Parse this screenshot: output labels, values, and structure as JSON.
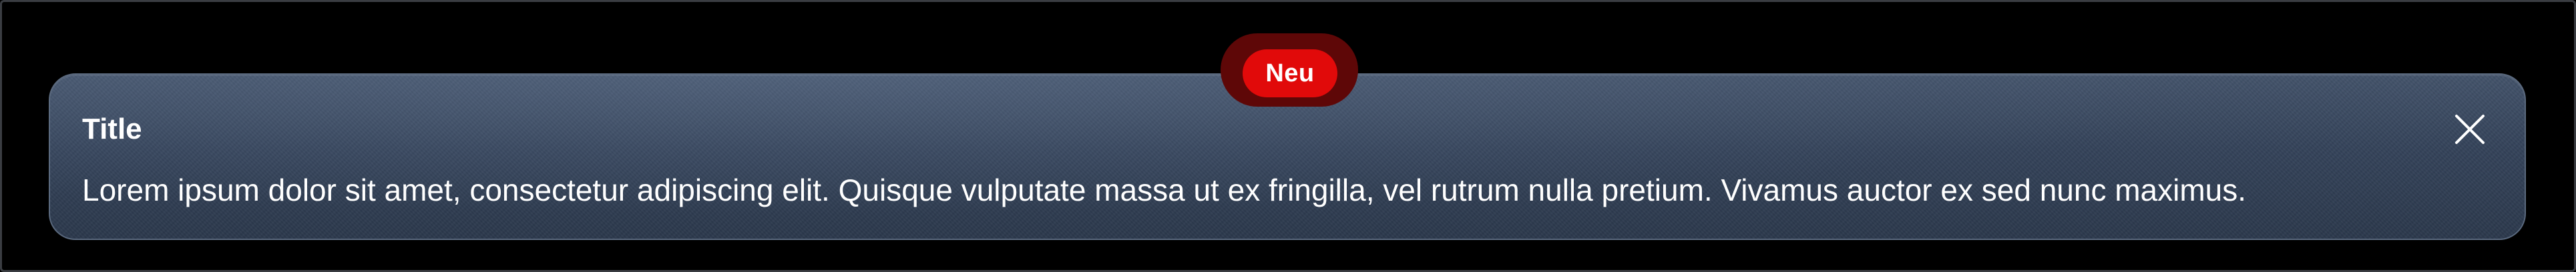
{
  "badge": {
    "label": "Neu"
  },
  "notification": {
    "title": "Title",
    "message": "Lorem ipsum dolor sit amet, consectetur adipiscing elit. Quisque vulputate massa ut ex fringilla, vel rutrum nulla pretium. Vivamus auctor ex sed nunc maximus.",
    "close_icon": "close-icon"
  },
  "colors": {
    "background": "#000000",
    "card": "#3a4960",
    "badge": "#e10a0a",
    "badge_halo": "#5e0707",
    "text": "#ffffff"
  }
}
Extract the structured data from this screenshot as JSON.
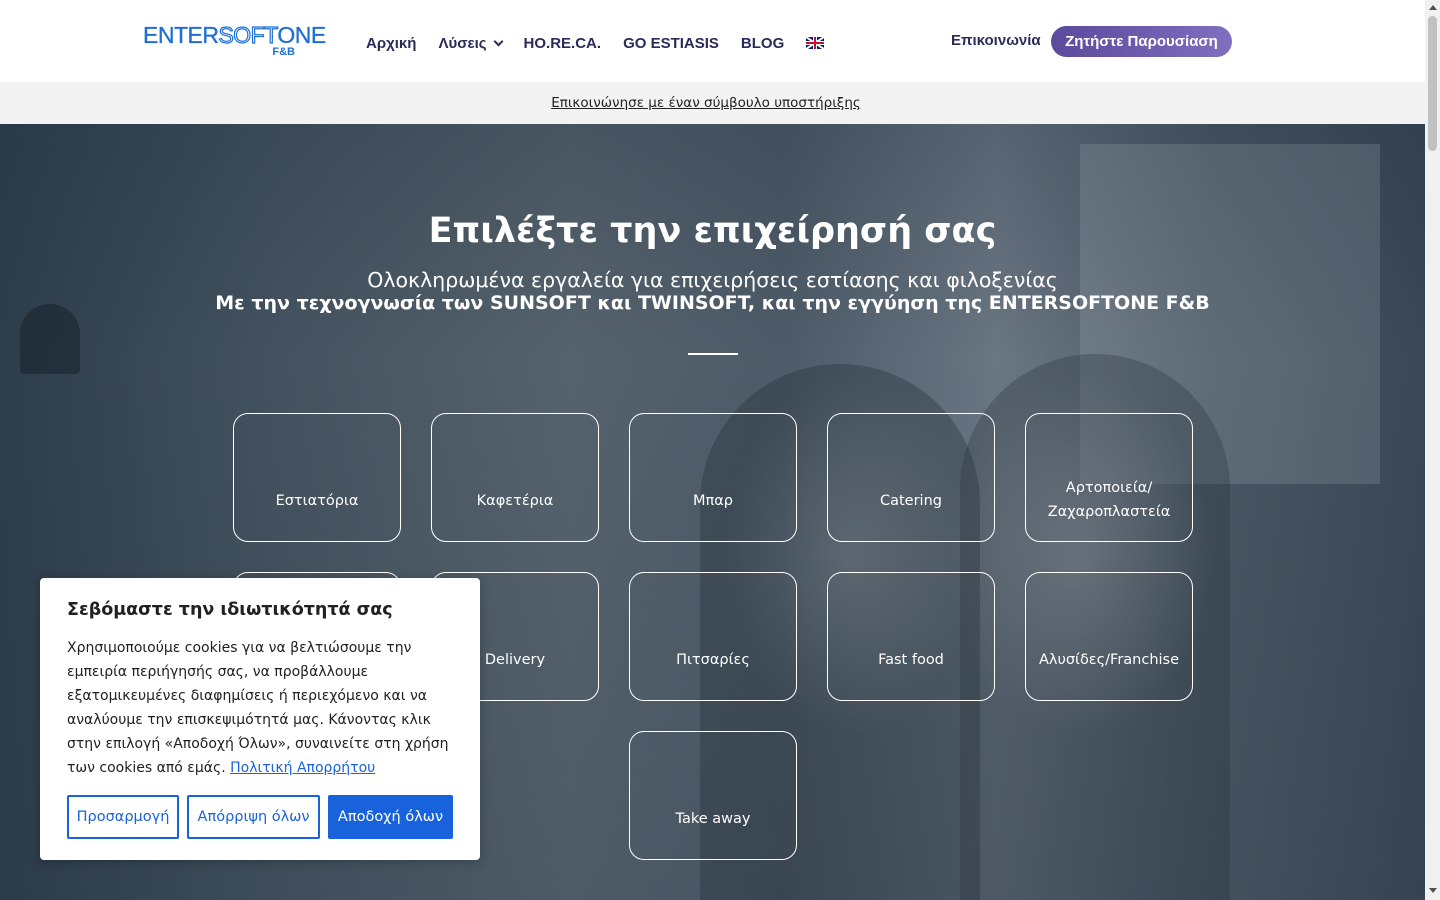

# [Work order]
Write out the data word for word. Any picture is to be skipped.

# [The answer]
Parse this screenshot: output labels, values, and structure as JSON.
{
  "badge": {
    "label": "Neu"
  },
  "notification": {
    "title": "Title",
    "message": "Lorem ipsum dolor sit amet, consectetur adipiscing elit. Quisque vulputate massa ut ex fringilla, vel rutrum nulla pretium. Vivamus auctor ex sed nunc maximus.",
    "close_icon": "close-icon"
  },
  "colors": {
    "background": "#000000",
    "card": "#3a4960",
    "badge": "#e10a0a",
    "badge_halo": "#5e0707",
    "text": "#ffffff"
  }
}
Extract the structured data from this screenshot as JSON.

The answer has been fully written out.